Besides the rooms, which are subdued in their material and colour palette, with references to Scandinavian design, the façade and internal staircase of the hotel forms a building that is dynamic in nature, mirroring its bustling surroundings while remaining considerate of its climate and natural context.
“There is a lot going on outside,” Ashmore says. “It is a dynamic façade which takes quite a bit of influence from the footprint of the building, but it also engages with this idea of slight shading and cross-ventilation. The open apertures between all the slats allow the wind to flow but it is also safe and secure; it is enclosed. At night it becomes a bit of a lantern while in the daytime it draws in the natural light. So, the only areas that are truly air conditioned are the insides of the guestrooms.” The façades to the staircase and private balconies are purposely dynamic and interactive for the guests to easily manipulate by hand to alter the building in response to various changes – such as wind and sunlight.
The staircase itself is fundamental to the whole building and is the most intersectional space within the entire structure that leads up to the rooftop terrace bar. On each half level there is a small nook, either for respite or as a place to socialise.
“You get all of the elements around you: the wind, the smells, the birds, the beeping of the horns of the tuk-tuks going by – everything is in that staircase. When you arrive at the building and you look all the way up three storeys, you see all the guests and staff just circulating around – so it is very social and it is again about creating that dynamism,” Ashmore says. “It animates the building, so that when everyone is asleep is it very still, but the moment everyone is awake it becomes dynamic and the silhouettes of the people from the day to the evening make it a building you want to go in and explore.”
Collaboration with local craftsmen and contractors was also vital to the realisation of the building – which was delayed by almost two years due to the pandemic, which brought additional challenges to the project due to the six-month lockdown in Sri Lanka as well as an import ban, making materials scarce and difficult to come by. Anarchitect decided to explore traditional techniques and materials, which were comfortable for the makers to understand while still pushing the boundaries of their application. “It was a simple material palette and nearly everything was locally sourced,” Ashmore says. “We really didn’t want to bring large imports [in], and everything was sourced from a close proximity, and [only] as far as the capital, Colombo.”
“We didn’t want to layer too many elements into this building to make it busy visually, or to make it complicated to build,” he continues. “We had to make the building practical to be built with local knowledge and new challenges – but still within the parameters of what is possible. We had to remain responsible to Paul. Which meant these craftsmen were comfortable using the material but the slightly different approach or scale or surface took them out of their comfort zone; although once they were in that zone, they were back in comfort because they know their materials.”
Materials were chosen for their longevity – such as concrete, aluminium, and a robust satin polished plaster known as ‘titanium concrete’ for a high-polish finish for the walls and floors – while local craftsmen produced the hotel’s custom timber joinery and furniture.

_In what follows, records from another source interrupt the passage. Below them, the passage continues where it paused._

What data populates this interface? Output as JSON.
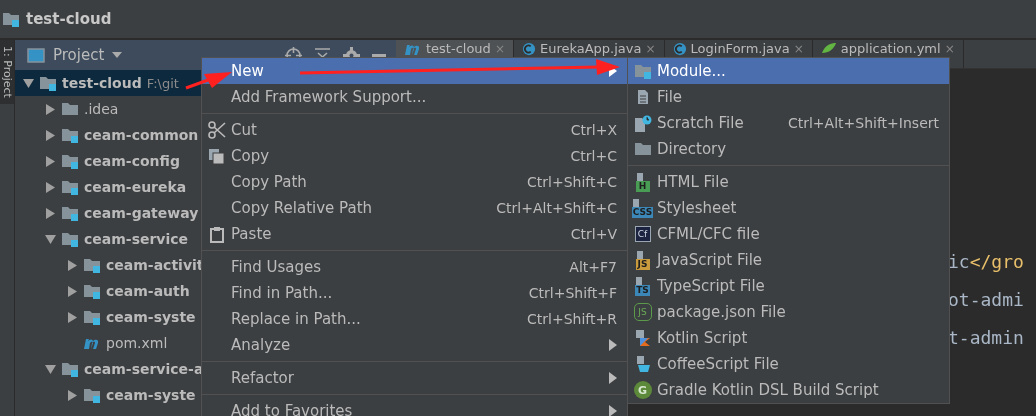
{
  "title": "test-cloud",
  "tool_window_tab": "1: Project",
  "project_panel": {
    "title": "Project"
  },
  "tree": [
    {
      "label": "test-cloud",
      "path": "F:\\git",
      "kind": "module",
      "expanded": true,
      "selected": true,
      "children": [
        {
          "label": ".idea",
          "kind": "folder",
          "expanded": false,
          "selected": false
        },
        {
          "label": "ceam-common",
          "kind": "module",
          "expanded": false,
          "selected": false
        },
        {
          "label": "ceam-config",
          "kind": "module",
          "expanded": false,
          "selected": false
        },
        {
          "label": "ceam-eureka",
          "kind": "module",
          "expanded": false,
          "selected": false
        },
        {
          "label": "ceam-gateway",
          "kind": "module",
          "expanded": false,
          "selected": false
        },
        {
          "label": "ceam-service",
          "kind": "module",
          "expanded": true,
          "selected": false,
          "children": [
            {
              "label": "ceam-activit",
              "kind": "module",
              "expanded": false,
              "selected": false
            },
            {
              "label": "ceam-auth",
              "kind": "module",
              "expanded": false,
              "selected": false
            },
            {
              "label": "ceam-syste",
              "kind": "module",
              "expanded": false,
              "selected": false
            },
            {
              "label": "pom.xml",
              "kind": "maven",
              "selected": false
            }
          ]
        },
        {
          "label": "ceam-service-a",
          "kind": "module",
          "expanded": true,
          "selected": false,
          "children": [
            {
              "label": "ceam-syste",
              "kind": "module",
              "expanded": false,
              "selected": false
            }
          ]
        }
      ]
    }
  ],
  "editor_tabs": [
    {
      "label": "test-cloud",
      "close": "×",
      "kind": "maven",
      "selected": true
    },
    {
      "label": "EurekaApp.java",
      "close": "×",
      "kind": "java",
      "selected": false
    },
    {
      "label": "LoginForm.java",
      "close": "×",
      "kind": "java",
      "selected": false
    },
    {
      "label": "application.yml",
      "close": "×",
      "kind": "yaml",
      "selected": false
    }
  ],
  "code_lines": [
    [
      {
        "text": "ic",
        "kind": "text"
      },
      {
        "text": "</gro",
        "kind": "tag"
      }
    ],
    [
      {
        "text": "ot-admi",
        "kind": "text"
      }
    ],
    [
      {
        "text": "t-admin",
        "kind": "text"
      }
    ]
  ],
  "context_menu": {
    "items": [
      {
        "kind": "plain",
        "label": "New",
        "selected": true,
        "submenu": true
      },
      {
        "kind": "plain",
        "label": "Add Framework Support...",
        "selected": false
      },
      {
        "kind": "separator"
      },
      {
        "kind": "scissors",
        "label": "Cut",
        "shortcut": "Ctrl+X",
        "selected": false
      },
      {
        "kind": "copy",
        "label": "Copy",
        "shortcut": "Ctrl+C",
        "selected": false
      },
      {
        "kind": "plain",
        "label": "Copy Path",
        "shortcut": "Ctrl+Shift+C",
        "selected": false
      },
      {
        "kind": "plain",
        "label": "Copy Relative Path",
        "shortcut": "Ctrl+Alt+Shift+C",
        "selected": false
      },
      {
        "kind": "clipboard",
        "label": "Paste",
        "shortcut": "Ctrl+V",
        "selected": false
      },
      {
        "kind": "separator"
      },
      {
        "kind": "plain",
        "label": "Find Usages",
        "shortcut": "Alt+F7",
        "selected": false
      },
      {
        "kind": "plain",
        "label": "Find in Path...",
        "shortcut": "Ctrl+Shift+F",
        "selected": false
      },
      {
        "kind": "plain",
        "label": "Replace in Path...",
        "shortcut": "Ctrl+Shift+R",
        "selected": false
      },
      {
        "kind": "plain",
        "label": "Analyze",
        "selected": false,
        "submenu": true
      },
      {
        "kind": "separator"
      },
      {
        "kind": "plain",
        "label": "Refactor",
        "selected": false,
        "submenu": true
      },
      {
        "kind": "separator"
      },
      {
        "kind": "plain",
        "label": "Add to Favorites",
        "selected": false,
        "submenu": true
      }
    ]
  },
  "submenu": {
    "items": [
      {
        "kind": "module",
        "label": "Module...",
        "selected": true
      },
      {
        "kind": "file",
        "label": "File",
        "selected": false
      },
      {
        "kind": "scratch",
        "label": "Scratch File",
        "shortcut": "Ctrl+Alt+Shift+Insert",
        "selected": false
      },
      {
        "kind": "folder",
        "label": "Directory",
        "selected": false
      },
      {
        "kind": "separator"
      },
      {
        "kind": "badge",
        "badge": "H",
        "color": "#499c54",
        "label": "HTML File",
        "selected": false
      },
      {
        "kind": "badge",
        "badge": "CSS",
        "color": "#3a87b8",
        "label": "Stylesheet",
        "selected": false
      },
      {
        "kind": "square",
        "badge": "Cf",
        "label": "CFML/CFC file",
        "selected": false
      },
      {
        "kind": "badge",
        "badge": "JS",
        "color": "#c99b3d",
        "label": "JavaScript File",
        "selected": false
      },
      {
        "kind": "badge",
        "badge": "TS",
        "color": "#3a87b8",
        "label": "TypeScript File",
        "selected": false
      },
      {
        "kind": "hexagon",
        "badge": "JS",
        "label": "package.json File",
        "selected": false
      },
      {
        "kind": "kotlin",
        "label": "Kotlin Script",
        "selected": false
      },
      {
        "kind": "coffee",
        "label": "CoffeeScript File",
        "selected": false
      },
      {
        "kind": "circle",
        "badge": "G",
        "label": "Gradle Kotlin DSL Build Script",
        "selected": false
      }
    ]
  }
}
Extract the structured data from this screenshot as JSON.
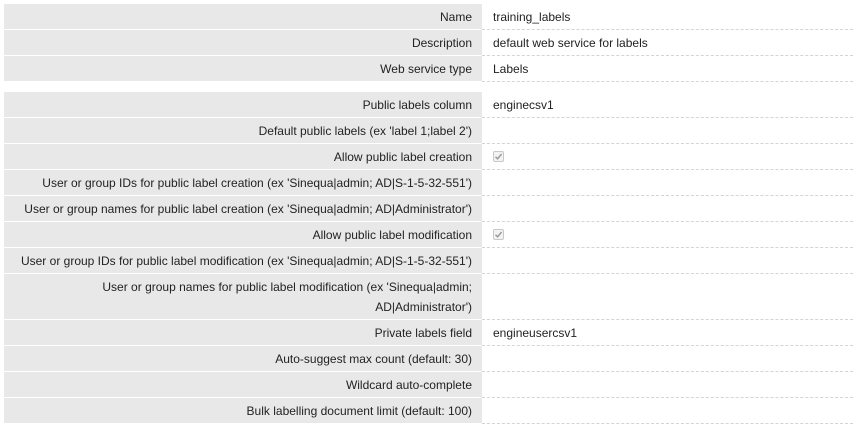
{
  "general": [
    {
      "label": "Name",
      "value": "training_labels"
    },
    {
      "label": "Description",
      "value": "default web service for labels"
    },
    {
      "label": "Web service type",
      "value": "Labels"
    }
  ],
  "settings": [
    {
      "label": "Public labels column",
      "value": "enginecsv1"
    },
    {
      "label": "Default public labels (ex 'label 1;label 2')",
      "value": ""
    },
    {
      "label": "Allow public label creation",
      "checked": true
    },
    {
      "label": "User or group IDs for public label creation (ex 'Sinequa|admin; AD|S-1-5-32-551')",
      "value": ""
    },
    {
      "label": "User or group names for public label creation (ex 'Sinequa|admin; AD|Administrator')",
      "value": ""
    },
    {
      "label": "Allow public label modification",
      "checked": true
    },
    {
      "label": "User or group IDs for public label modification (ex 'Sinequa|admin; AD|S-1-5-32-551')",
      "value": ""
    },
    {
      "label": "User or group names for public label modification (ex 'Sinequa|admin; AD|Administrator')",
      "value": ""
    },
    {
      "label": "Private labels field",
      "value": "engineusercsv1"
    },
    {
      "label": "Auto-suggest max count (default: 30)",
      "value": ""
    },
    {
      "label": "Wildcard auto-complete",
      "value": ""
    },
    {
      "label": "Bulk labelling document limit (default: 100)",
      "value": ""
    }
  ]
}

“We didn’t want to stylise,” Ashmore explains. “What we wanted to do was try to create a building that had this more modernist approach, which was about framing and engaging more with the nature and the climate. When I stayed there, it was the first time I ever felt calm in my own building. Because usually architects don’t,” Ashmore laughs. “I felt that the building was settled, and it felt pure – it didn’t shout at you, and it didn’t try to impress you – it just felt of [its] place.”